**Requirement**
Print the data exactly. Pictures stay out.

**Recorded information**
------------------------
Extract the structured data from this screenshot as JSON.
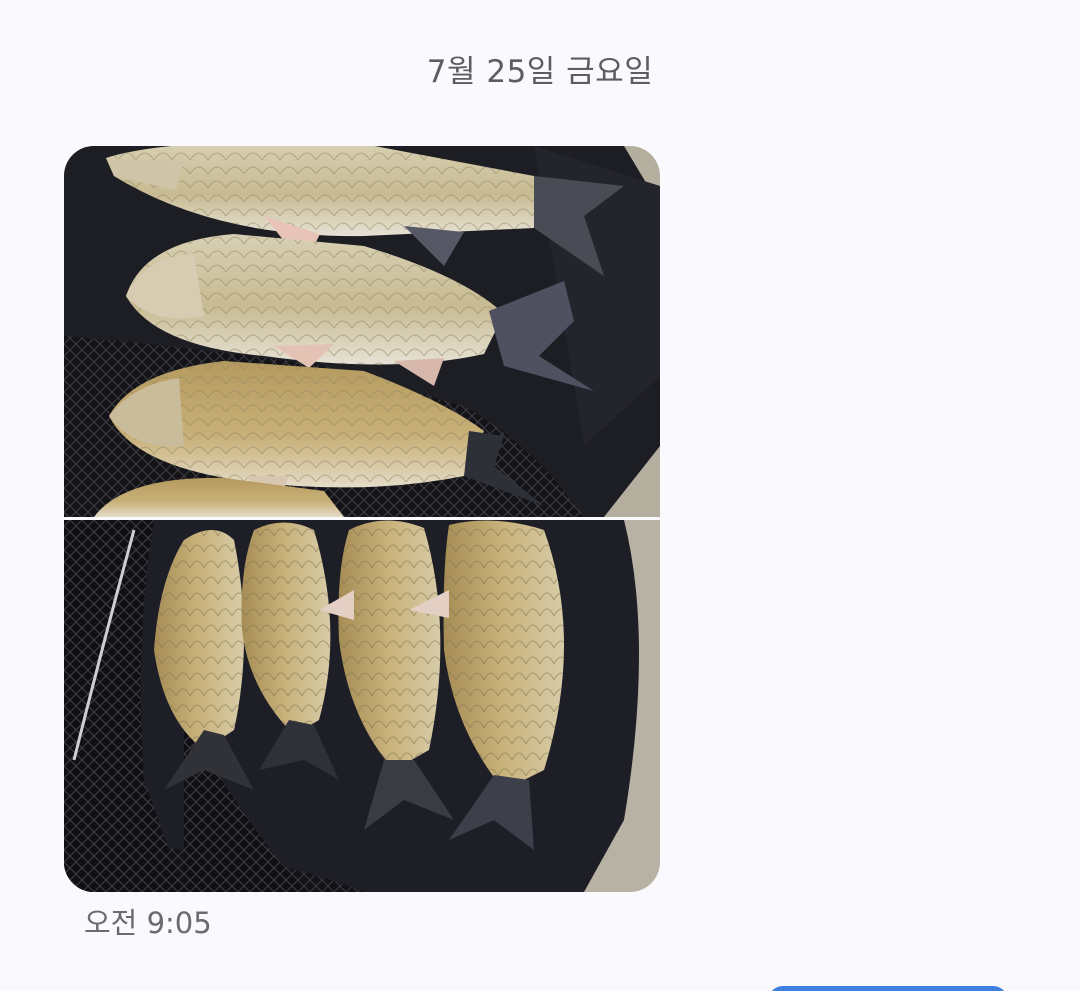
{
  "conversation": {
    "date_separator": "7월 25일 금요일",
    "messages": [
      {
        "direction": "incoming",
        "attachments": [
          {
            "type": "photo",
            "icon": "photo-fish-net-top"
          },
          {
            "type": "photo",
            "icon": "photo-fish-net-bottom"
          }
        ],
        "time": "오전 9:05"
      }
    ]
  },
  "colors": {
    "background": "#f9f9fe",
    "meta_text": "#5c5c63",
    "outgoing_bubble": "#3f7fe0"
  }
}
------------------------
**Result for this exercise**
Extract the structured data from this screenshot as JSON.
{
  "conversation": {
    "date_separator": "7월 25일 금요일",
    "messages": [
      {
        "direction": "incoming",
        "attachments": [
          {
            "type": "photo",
            "icon": "photo-fish-net-top"
          },
          {
            "type": "photo",
            "icon": "photo-fish-net-bottom"
          }
        ],
        "time": "오전 9:05"
      }
    ]
  },
  "colors": {
    "background": "#f9f9fe",
    "meta_text": "#5c5c63",
    "outgoing_bubble": "#3f7fe0"
  }
}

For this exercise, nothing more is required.